■ PROBLEM REQUIREMENTS: All entries below must be given again exactly as they stand.

■ Data about app and page elements:
----

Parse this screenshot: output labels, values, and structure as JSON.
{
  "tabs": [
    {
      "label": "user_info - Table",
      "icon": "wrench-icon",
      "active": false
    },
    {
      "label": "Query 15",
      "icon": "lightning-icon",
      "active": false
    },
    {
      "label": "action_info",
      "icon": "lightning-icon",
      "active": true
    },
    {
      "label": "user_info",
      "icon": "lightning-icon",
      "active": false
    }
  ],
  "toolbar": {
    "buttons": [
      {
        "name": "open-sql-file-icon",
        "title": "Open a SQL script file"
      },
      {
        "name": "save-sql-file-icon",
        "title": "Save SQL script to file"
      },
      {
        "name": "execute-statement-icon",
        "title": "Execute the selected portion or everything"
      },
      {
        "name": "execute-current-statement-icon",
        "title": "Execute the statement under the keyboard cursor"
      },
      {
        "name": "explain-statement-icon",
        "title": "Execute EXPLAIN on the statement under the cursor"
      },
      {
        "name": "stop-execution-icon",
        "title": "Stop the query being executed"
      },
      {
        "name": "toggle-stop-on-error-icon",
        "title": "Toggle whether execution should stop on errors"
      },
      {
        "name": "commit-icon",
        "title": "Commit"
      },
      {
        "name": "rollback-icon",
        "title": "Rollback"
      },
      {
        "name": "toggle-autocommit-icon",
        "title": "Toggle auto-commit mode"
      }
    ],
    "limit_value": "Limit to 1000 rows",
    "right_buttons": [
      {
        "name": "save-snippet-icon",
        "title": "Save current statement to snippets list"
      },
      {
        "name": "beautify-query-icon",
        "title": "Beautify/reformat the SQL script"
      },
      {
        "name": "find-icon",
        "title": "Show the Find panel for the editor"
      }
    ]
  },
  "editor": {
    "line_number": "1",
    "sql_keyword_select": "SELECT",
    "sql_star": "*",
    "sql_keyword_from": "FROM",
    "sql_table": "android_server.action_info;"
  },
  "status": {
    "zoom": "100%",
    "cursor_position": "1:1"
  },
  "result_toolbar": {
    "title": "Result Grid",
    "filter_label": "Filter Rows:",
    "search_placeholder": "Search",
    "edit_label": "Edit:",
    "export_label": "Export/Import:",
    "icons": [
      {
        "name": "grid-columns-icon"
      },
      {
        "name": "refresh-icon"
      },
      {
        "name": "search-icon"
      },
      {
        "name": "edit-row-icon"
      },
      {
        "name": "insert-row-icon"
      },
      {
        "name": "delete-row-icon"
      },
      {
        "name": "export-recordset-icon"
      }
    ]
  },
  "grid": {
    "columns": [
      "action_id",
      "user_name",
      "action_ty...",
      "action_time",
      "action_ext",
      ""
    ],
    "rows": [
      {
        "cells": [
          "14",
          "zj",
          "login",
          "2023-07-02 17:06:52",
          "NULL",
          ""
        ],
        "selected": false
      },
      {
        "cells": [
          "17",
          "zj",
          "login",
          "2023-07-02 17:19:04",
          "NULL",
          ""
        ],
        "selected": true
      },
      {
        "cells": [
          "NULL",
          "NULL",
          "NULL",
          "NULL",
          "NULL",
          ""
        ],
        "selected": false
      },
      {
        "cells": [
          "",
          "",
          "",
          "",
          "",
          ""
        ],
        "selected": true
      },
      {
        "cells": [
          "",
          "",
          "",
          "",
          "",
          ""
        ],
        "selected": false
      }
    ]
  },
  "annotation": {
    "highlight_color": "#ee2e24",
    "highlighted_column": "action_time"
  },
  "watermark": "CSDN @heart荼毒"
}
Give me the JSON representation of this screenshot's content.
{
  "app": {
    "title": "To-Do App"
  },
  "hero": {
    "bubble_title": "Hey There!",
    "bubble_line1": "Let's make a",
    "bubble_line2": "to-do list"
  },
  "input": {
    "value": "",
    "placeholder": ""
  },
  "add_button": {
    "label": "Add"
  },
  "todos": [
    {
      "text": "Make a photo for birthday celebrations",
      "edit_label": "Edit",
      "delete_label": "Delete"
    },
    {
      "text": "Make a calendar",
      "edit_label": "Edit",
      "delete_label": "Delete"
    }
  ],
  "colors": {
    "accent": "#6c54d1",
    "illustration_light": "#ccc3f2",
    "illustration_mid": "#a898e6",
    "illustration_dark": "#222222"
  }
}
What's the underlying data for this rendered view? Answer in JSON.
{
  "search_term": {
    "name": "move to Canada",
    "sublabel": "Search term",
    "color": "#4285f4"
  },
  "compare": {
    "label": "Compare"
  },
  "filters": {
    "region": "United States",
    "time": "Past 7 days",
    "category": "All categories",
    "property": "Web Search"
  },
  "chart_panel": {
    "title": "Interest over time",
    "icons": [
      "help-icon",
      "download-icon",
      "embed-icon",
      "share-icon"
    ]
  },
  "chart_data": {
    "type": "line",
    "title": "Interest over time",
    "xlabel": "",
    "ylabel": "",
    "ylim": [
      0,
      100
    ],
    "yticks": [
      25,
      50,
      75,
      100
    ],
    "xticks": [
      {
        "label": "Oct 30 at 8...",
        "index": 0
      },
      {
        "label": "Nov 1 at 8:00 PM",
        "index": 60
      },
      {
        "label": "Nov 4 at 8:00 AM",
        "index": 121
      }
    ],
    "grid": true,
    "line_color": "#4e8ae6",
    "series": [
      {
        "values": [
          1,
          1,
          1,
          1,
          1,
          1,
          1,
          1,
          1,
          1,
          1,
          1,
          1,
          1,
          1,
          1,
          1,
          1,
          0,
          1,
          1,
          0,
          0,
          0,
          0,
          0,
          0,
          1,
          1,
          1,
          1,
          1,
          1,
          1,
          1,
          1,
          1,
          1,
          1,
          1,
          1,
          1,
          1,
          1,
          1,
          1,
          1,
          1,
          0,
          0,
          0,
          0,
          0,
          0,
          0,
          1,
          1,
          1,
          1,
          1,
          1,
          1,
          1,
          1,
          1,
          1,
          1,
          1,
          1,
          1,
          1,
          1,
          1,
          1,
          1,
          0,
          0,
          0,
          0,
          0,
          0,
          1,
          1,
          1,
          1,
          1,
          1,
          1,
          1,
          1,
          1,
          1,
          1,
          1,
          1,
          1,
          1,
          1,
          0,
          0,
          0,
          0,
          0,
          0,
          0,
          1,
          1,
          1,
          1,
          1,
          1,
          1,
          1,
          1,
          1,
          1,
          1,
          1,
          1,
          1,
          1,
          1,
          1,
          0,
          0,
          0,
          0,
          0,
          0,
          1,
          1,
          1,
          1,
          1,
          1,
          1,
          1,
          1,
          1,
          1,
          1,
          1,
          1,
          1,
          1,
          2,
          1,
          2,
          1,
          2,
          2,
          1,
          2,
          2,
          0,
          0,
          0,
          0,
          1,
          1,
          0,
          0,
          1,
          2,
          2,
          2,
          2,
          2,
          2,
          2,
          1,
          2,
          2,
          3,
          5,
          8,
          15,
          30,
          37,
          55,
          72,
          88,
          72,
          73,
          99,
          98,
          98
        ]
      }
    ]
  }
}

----

■ PROBLEM SOLUTION:
Parse this screenshot: output labels, values, and structure as JSON.
{
  "tabs": [
    {
      "label": "user_info - Table",
      "icon": "wrench-icon",
      "active": false
    },
    {
      "label": "Query 15",
      "icon": "lightning-icon",
      "active": false
    },
    {
      "label": "action_info",
      "icon": "lightning-icon",
      "active": true
    },
    {
      "label": "user_info",
      "icon": "lightning-icon",
      "active": false
    }
  ],
  "toolbar": {
    "buttons": [
      {
        "name": "open-sql-file-icon",
        "title": "Open a SQL script file"
      },
      {
        "name": "save-sql-file-icon",
        "title": "Save SQL script to file"
      },
      {
        "name": "execute-statement-icon",
        "title": "Execute the selected portion or everything"
      },
      {
        "name": "execute-current-statement-icon",
        "title": "Execute the statement under the keyboard cursor"
      },
      {
        "name": "explain-statement-icon",
        "title": "Execute EXPLAIN on the statement under the cursor"
      },
      {
        "name": "stop-execution-icon",
        "title": "Stop the query being executed"
      },
      {
        "name": "toggle-stop-on-error-icon",
        "title": "Toggle whether execution should stop on errors"
      },
      {
        "name": "commit-icon",
        "title": "Commit"
      },
      {
        "name": "rollback-icon",
        "title": "Rollback"
      },
      {
        "name": "toggle-autocommit-icon",
        "title": "Toggle auto-commit mode"
      }
    ],
    "limit_value": "Limit to 1000 rows",
    "right_buttons": [
      {
        "name": "save-snippet-icon",
        "title": "Save current statement to snippets list"
      },
      {
        "name": "beautify-query-icon",
        "title": "Beautify/reformat the SQL script"
      },
      {
        "name": "find-icon",
        "title": "Show the Find panel for the editor"
      }
    ]
  },
  "editor": {
    "line_number": "1",
    "sql_keyword_select": "SELECT",
    "sql_star": "*",
    "sql_keyword_from": "FROM",
    "sql_table": "android_server.action_info;"
  },
  "status": {
    "zoom": "100%",
    "cursor_position": "1:1"
  },
  "result_toolbar": {
    "title": "Result Grid",
    "filter_label": "Filter Rows:",
    "search_placeholder": "Search",
    "edit_label": "Edit:",
    "export_label": "Export/Import:",
    "icons": [
      {
        "name": "grid-columns-icon"
      },
      {
        "name": "refresh-icon"
      },
      {
        "name": "search-icon"
      },
      {
        "name": "edit-row-icon"
      },
      {
        "name": "insert-row-icon"
      },
      {
        "name": "delete-row-icon"
      },
      {
        "name": "export-recordset-icon"
      }
    ]
  },
  "grid": {
    "columns": [
      "action_id",
      "user_name",
      "action_ty...",
      "action_time",
      "action_ext",
      ""
    ],
    "rows": [
      {
        "cells": [
          "14",
          "zj",
          "login",
          "2023-07-02 17:06:52",
          "NULL",
          ""
        ],
        "selected": false
      },
      {
        "cells": [
          "17",
          "zj",
          "login",
          "2023-07-02 17:19:04",
          "NULL",
          ""
        ],
        "selected": true
      },
      {
        "cells": [
          "NULL",
          "NULL",
          "NULL",
          "NULL",
          "NULL",
          ""
        ],
        "selected": false
      },
      {
        "cells": [
          "",
          "",
          "",
          "",
          "",
          ""
        ],
        "selected": true
      },
      {
        "cells": [
          "",
          "",
          "",
          "",
          "",
          ""
        ],
        "selected": false
      }
    ]
  },
  "annotation": {
    "highlight_color": "#ee2e24",
    "highlighted_column": "action_time"
  },
  "watermark": "CSDN @heart荼毒"
}
Give me the JSON representation of this screenshot's content.
{
  "app": {
    "title": "To-Do App"
  },
  "hero": {
    "bubble_title": "Hey There!",
    "bubble_line1": "Let's make a",
    "bubble_line2": "to-do list"
  },
  "input": {
    "value": "",
    "placeholder": ""
  },
  "add_button": {
    "label": "Add"
  },
  "todos": [
    {
      "text": "Make a photo for birthday celebrations",
      "edit_label": "Edit",
      "delete_label": "Delete"
    },
    {
      "text": "Make a calendar",
      "edit_label": "Edit",
      "delete_label": "Delete"
    }
  ],
  "colors": {
    "accent": "#6c54d1",
    "illustration_light": "#ccc3f2",
    "illustration_mid": "#a898e6",
    "illustration_dark": "#222222"
  }
}
What's the underlying data for this rendered view? Answer in JSON.
{
  "search_term": {
    "name": "move to Canada",
    "sublabel": "Search term",
    "color": "#4285f4"
  },
  "compare": {
    "label": "Compare"
  },
  "filters": {
    "region": "United States",
    "time": "Past 7 days",
    "category": "All categories",
    "property": "Web Search"
  },
  "chart_panel": {
    "title": "Interest over time",
    "icons": [
      "help-icon",
      "download-icon",
      "embed-icon",
      "share-icon"
    ]
  },
  "chart_data": {
    "type": "line",
    "title": "Interest over time",
    "xlabel": "",
    "ylabel": "",
    "ylim": [
      0,
      100
    ],
    "yticks": [
      25,
      50,
      75,
      100
    ],
    "xticks": [
      {
        "label": "Oct 30 at 8...",
        "index": 0
      },
      {
        "label": "Nov 1 at 8:00 PM",
        "index": 60
      },
      {
        "label": "Nov 4 at 8:00 AM",
        "index": 121
      }
    ],
    "grid": true,
    "line_color": "#4e8ae6",
    "series": [
      {
        "values": [
          1,
          1,
          1,
          1,
          1,
          1,
          1,
          1,
          1,
          1,
          1,
          1,
          1,
          1,
          1,
          1,
          1,
          1,
          0,
          1,
          1,
          0,
          0,
          0,
          0,
          0,
          0,
          1,
          1,
          1,
          1,
          1,
          1,
          1,
          1,
          1,
          1,
          1,
          1,
          1,
          1,
          1,
          1,
          1,
          1,
          1,
          1,
          1,
          0,
          0,
          0,
          0,
          0,
          0,
          0,
          1,
          1,
          1,
          1,
          1,
          1,
          1,
          1,
          1,
          1,
          1,
          1,
          1,
          1,
          1,
          1,
          1,
          1,
          1,
          1,
          0,
          0,
          0,
          0,
          0,
          0,
          1,
          1,
          1,
          1,
          1,
          1,
          1,
          1,
          1,
          1,
          1,
          1,
          1,
          1,
          1,
          1,
          1,
          0,
          0,
          0,
          0,
          0,
          0,
          0,
          1,
          1,
          1,
          1,
          1,
          1,
          1,
          1,
          1,
          1,
          1,
          1,
          1,
          1,
          1,
          1,
          1,
          1,
          0,
          0,
          0,
          0,
          0,
          0,
          1,
          1,
          1,
          1,
          1,
          1,
          1,
          1,
          1,
          1,
          1,
          1,
          1,
          1,
          1,
          1,
          2,
          1,
          2,
          1,
          2,
          2,
          1,
          2,
          2,
          0,
          0,
          0,
          0,
          1,
          1,
          0,
          0,
          1,
          2,
          2,
          2,
          2,
          2,
          2,
          2,
          1,
          2,
          2,
          3,
          5,
          8,
          15,
          30,
          37,
          55,
          72,
          88,
          72,
          73,
          99,
          98,
          98
        ]
      }
    ]
  }
}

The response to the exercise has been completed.